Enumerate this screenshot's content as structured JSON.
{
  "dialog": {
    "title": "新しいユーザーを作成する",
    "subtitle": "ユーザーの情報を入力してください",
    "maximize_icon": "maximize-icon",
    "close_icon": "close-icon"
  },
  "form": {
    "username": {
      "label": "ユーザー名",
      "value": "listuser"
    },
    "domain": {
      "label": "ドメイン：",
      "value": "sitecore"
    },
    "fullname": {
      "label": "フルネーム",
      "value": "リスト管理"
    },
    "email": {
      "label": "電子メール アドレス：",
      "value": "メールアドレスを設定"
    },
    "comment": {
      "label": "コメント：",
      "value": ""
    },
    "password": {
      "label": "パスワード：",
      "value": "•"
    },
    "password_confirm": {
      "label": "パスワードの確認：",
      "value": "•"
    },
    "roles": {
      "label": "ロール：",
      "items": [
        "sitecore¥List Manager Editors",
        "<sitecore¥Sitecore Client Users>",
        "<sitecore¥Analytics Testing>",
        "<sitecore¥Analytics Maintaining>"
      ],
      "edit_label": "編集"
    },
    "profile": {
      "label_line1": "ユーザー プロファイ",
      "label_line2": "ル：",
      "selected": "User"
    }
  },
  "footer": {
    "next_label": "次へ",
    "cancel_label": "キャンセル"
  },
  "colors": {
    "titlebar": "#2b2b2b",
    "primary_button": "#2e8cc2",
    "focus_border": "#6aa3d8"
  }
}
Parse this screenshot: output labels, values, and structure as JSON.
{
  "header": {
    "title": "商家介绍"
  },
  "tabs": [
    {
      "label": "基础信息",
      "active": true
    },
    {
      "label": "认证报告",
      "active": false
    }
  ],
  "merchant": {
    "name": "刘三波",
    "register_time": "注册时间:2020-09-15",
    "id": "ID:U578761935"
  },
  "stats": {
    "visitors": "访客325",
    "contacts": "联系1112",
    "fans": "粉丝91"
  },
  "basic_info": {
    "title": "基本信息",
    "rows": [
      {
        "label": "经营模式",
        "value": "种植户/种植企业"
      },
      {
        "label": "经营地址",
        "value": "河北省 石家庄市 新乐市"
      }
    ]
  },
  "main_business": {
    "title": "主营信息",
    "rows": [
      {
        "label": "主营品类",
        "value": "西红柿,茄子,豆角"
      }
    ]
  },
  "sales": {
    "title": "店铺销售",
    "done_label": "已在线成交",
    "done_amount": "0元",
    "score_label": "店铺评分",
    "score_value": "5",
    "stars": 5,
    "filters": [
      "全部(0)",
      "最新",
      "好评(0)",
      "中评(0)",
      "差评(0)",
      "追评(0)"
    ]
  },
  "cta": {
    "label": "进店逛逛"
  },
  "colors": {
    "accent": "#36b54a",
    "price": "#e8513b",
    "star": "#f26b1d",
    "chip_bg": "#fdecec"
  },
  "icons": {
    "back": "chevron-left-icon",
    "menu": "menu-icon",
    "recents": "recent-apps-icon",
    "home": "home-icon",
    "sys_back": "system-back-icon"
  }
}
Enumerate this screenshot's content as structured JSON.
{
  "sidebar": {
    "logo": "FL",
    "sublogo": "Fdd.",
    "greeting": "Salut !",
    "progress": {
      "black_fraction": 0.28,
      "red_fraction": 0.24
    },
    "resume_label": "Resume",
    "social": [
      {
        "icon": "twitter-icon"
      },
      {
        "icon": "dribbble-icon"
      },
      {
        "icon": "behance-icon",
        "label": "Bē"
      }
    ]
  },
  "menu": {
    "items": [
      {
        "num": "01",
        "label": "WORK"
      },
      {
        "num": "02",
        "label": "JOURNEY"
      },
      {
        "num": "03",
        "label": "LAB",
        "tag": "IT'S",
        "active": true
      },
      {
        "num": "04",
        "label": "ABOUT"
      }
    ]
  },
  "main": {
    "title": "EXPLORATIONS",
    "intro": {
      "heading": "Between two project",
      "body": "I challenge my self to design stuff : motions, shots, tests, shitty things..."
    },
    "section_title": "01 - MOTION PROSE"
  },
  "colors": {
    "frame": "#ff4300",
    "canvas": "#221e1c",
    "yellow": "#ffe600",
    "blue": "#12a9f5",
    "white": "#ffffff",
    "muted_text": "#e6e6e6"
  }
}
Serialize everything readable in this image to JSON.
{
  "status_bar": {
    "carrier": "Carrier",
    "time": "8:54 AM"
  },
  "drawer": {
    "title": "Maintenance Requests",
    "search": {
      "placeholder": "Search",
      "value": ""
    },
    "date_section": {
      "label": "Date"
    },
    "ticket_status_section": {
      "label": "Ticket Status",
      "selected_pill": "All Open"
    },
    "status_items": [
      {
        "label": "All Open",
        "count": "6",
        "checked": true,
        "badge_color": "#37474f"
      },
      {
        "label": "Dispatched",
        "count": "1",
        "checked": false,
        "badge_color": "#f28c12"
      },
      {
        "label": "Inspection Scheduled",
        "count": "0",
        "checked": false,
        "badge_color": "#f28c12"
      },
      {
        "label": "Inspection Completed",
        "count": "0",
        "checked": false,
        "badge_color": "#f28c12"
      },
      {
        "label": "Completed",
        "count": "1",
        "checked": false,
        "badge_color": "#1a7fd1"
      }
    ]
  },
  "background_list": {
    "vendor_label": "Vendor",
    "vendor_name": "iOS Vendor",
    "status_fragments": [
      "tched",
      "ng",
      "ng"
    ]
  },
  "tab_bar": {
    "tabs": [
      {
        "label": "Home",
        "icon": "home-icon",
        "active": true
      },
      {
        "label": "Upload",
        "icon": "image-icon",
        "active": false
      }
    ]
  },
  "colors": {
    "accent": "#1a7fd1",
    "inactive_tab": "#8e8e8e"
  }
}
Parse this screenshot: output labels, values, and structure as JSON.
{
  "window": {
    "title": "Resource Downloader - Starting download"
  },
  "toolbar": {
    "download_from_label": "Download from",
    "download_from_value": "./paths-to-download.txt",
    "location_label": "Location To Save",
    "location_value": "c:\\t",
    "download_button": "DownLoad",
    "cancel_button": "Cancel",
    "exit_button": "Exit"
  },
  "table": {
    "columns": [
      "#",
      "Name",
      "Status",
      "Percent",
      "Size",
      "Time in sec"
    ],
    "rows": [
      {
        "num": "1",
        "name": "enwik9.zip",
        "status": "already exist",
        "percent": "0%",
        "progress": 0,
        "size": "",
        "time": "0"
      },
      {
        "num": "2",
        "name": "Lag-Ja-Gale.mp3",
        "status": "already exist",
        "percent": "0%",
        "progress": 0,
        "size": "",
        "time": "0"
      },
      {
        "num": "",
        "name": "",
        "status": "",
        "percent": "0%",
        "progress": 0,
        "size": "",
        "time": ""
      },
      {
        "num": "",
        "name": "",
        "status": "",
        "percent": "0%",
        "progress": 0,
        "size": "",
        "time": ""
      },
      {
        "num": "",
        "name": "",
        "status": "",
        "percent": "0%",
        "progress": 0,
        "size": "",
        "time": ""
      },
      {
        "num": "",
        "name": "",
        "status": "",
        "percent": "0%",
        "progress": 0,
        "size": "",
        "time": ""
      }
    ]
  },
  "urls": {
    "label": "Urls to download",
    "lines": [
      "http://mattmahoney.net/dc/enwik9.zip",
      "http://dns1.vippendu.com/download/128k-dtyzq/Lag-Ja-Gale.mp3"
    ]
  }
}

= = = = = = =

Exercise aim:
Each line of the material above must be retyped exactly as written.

Worked solution:
Enumerate this screenshot's content as structured JSON.
{
  "dialog": {
    "title": "新しいユーザーを作成する",
    "subtitle": "ユーザーの情報を入力してください",
    "maximize_icon": "maximize-icon",
    "close_icon": "close-icon"
  },
  "form": {
    "username": {
      "label": "ユーザー名",
      "value": "listuser"
    },
    "domain": {
      "label": "ドメイン：",
      "value": "sitecore"
    },
    "fullname": {
      "label": "フルネーム",
      "value": "リスト管理"
    },
    "email": {
      "label": "電子メール アドレス：",
      "value": "メールアドレスを設定"
    },
    "comment": {
      "label": "コメント：",
      "value": ""
    },
    "password": {
      "label": "パスワード：",
      "value": "•"
    },
    "password_confirm": {
      "label": "パスワードの確認：",
      "value": "•"
    },
    "roles": {
      "label": "ロール：",
      "items": [
        "sitecore¥List Manager Editors",
        "<sitecore¥Sitecore Client Users>",
        "<sitecore¥Analytics Testing>",
        "<sitecore¥Analytics Maintaining>"
      ],
      "edit_label": "編集"
    },
    "profile": {
      "label_line1": "ユーザー プロファイ",
      "label_line2": "ル：",
      "selected": "User"
    }
  },
  "footer": {
    "next_label": "次へ",
    "cancel_label": "キャンセル"
  },
  "colors": {
    "titlebar": "#2b2b2b",
    "primary_button": "#2e8cc2",
    "focus_border": "#6aa3d8"
  }
}
Parse this screenshot: output labels, values, and structure as JSON.
{
  "header": {
    "title": "商家介绍"
  },
  "tabs": [
    {
      "label": "基础信息",
      "active": true
    },
    {
      "label": "认证报告",
      "active": false
    }
  ],
  "merchant": {
    "name": "刘三波",
    "register_time": "注册时间:2020-09-15",
    "id": "ID:U578761935"
  },
  "stats": {
    "visitors": "访客325",
    "contacts": "联系1112",
    "fans": "粉丝91"
  },
  "basic_info": {
    "title": "基本信息",
    "rows": [
      {
        "label": "经营模式",
        "value": "种植户/种植企业"
      },
      {
        "label": "经营地址",
        "value": "河北省 石家庄市 新乐市"
      }
    ]
  },
  "main_business": {
    "title": "主营信息",
    "rows": [
      {
        "label": "主营品类",
        "value": "西红柿,茄子,豆角"
      }
    ]
  },
  "sales": {
    "title": "店铺销售",
    "done_label": "已在线成交",
    "done_amount": "0元",
    "score_label": "店铺评分",
    "score_value": "5",
    "stars": 5,
    "filters": [
      "全部(0)",
      "最新",
      "好评(0)",
      "中评(0)",
      "差评(0)",
      "追评(0)"
    ]
  },
  "cta": {
    "label": "进店逛逛"
  },
  "colors": {
    "accent": "#36b54a",
    "price": "#e8513b",
    "star": "#f26b1d",
    "chip_bg": "#fdecec"
  },
  "icons": {
    "back": "chevron-left-icon",
    "menu": "menu-icon",
    "recents": "recent-apps-icon",
    "home": "home-icon",
    "sys_back": "system-back-icon"
  }
}
Enumerate this screenshot's content as structured JSON.
{
  "sidebar": {
    "logo": "FL",
    "sublogo": "Fdd.",
    "greeting": "Salut !",
    "progress": {
      "black_fraction": 0.28,
      "red_fraction": 0.24
    },
    "resume_label": "Resume",
    "social": [
      {
        "icon": "twitter-icon"
      },
      {
        "icon": "dribbble-icon"
      },
      {
        "icon": "behance-icon",
        "label": "Bē"
      }
    ]
  },
  "menu": {
    "items": [
      {
        "num": "01",
        "label": "WORK"
      },
      {
        "num": "02",
        "label": "JOURNEY"
      },
      {
        "num": "03",
        "label": "LAB",
        "tag": "IT'S",
        "active": true
      },
      {
        "num": "04",
        "label": "ABOUT"
      }
    ]
  },
  "main": {
    "title": "EXPLORATIONS",
    "intro": {
      "heading": "Between two project",
      "body": "I challenge my self to design stuff : motions, shots, tests, shitty things..."
    },
    "section_title": "01 - MOTION PROSE"
  },
  "colors": {
    "frame": "#ff4300",
    "canvas": "#221e1c",
    "yellow": "#ffe600",
    "blue": "#12a9f5",
    "white": "#ffffff",
    "muted_text": "#e6e6e6"
  }
}
Serialize everything readable in this image to JSON.
{
  "status_bar": {
    "carrier": "Carrier",
    "time": "8:54 AM"
  },
  "drawer": {
    "title": "Maintenance Requests",
    "search": {
      "placeholder": "Search",
      "value": ""
    },
    "date_section": {
      "label": "Date"
    },
    "ticket_status_section": {
      "label": "Ticket Status",
      "selected_pill": "All Open"
    },
    "status_items": [
      {
        "label": "All Open",
        "count": "6",
        "checked": true,
        "badge_color": "#37474f"
      },
      {
        "label": "Dispatched",
        "count": "1",
        "checked": false,
        "badge_color": "#f28c12"
      },
      {
        "label": "Inspection Scheduled",
        "count": "0",
        "checked": false,
        "badge_color": "#f28c12"
      },
      {
        "label": "Inspection Completed",
        "count": "0",
        "checked": false,
        "badge_color": "#f28c12"
      },
      {
        "label": "Completed",
        "count": "1",
        "checked": false,
        "badge_color": "#1a7fd1"
      }
    ]
  },
  "background_list": {
    "vendor_label": "Vendor",
    "vendor_name": "iOS Vendor",
    "status_fragments": [
      "tched",
      "ng",
      "ng"
    ]
  },
  "tab_bar": {
    "tabs": [
      {
        "label": "Home",
        "icon": "home-icon",
        "active": true
      },
      {
        "label": "Upload",
        "icon": "image-icon",
        "active": false
      }
    ]
  },
  "colors": {
    "accent": "#1a7fd1",
    "inactive_tab": "#8e8e8e"
  }
}
Parse this screenshot: output labels, values, and structure as JSON.
{
  "window": {
    "title": "Resource Downloader - Starting download"
  },
  "toolbar": {
    "download_from_label": "Download from",
    "download_from_value": "./paths-to-download.txt",
    "location_label": "Location To Save",
    "location_value": "c:\\t",
    "download_button": "DownLoad",
    "cancel_button": "Cancel",
    "exit_button": "Exit"
  },
  "table": {
    "columns": [
      "#",
      "Name",
      "Status",
      "Percent",
      "Size",
      "Time in sec"
    ],
    "rows": [
      {
        "num": "1",
        "name": "enwik9.zip",
        "status": "already exist",
        "percent": "0%",
        "progress": 0,
        "size": "",
        "time": "0"
      },
      {
        "num": "2",
        "name": "Lag-Ja-Gale.mp3",
        "status": "already exist",
        "percent": "0%",
        "progress": 0,
        "size": "",
        "time": "0"
      },
      {
        "num": "",
        "name": "",
        "status": "",
        "percent": "0%",
        "progress": 0,
        "size": "",
        "time": ""
      },
      {
        "num": "",
        "name": "",
        "status": "",
        "percent": "0%",
        "progress": 0,
        "size": "",
        "time": ""
      },
      {
        "num": "",
        "name": "",
        "status": "",
        "percent": "0%",
        "progress": 0,
        "size": "",
        "time": ""
      },
      {
        "num": "",
        "name": "",
        "status": "",
        "percent": "0%",
        "progress": 0,
        "size": "",
        "time": ""
      }
    ]
  },
  "urls": {
    "label": "Urls to download",
    "lines": [
      "http://mattmahoney.net/dc/enwik9.zip",
      "http://dns1.vippendu.com/download/128k-dtyzq/Lag-Ja-Gale.mp3"
    ]
  }
}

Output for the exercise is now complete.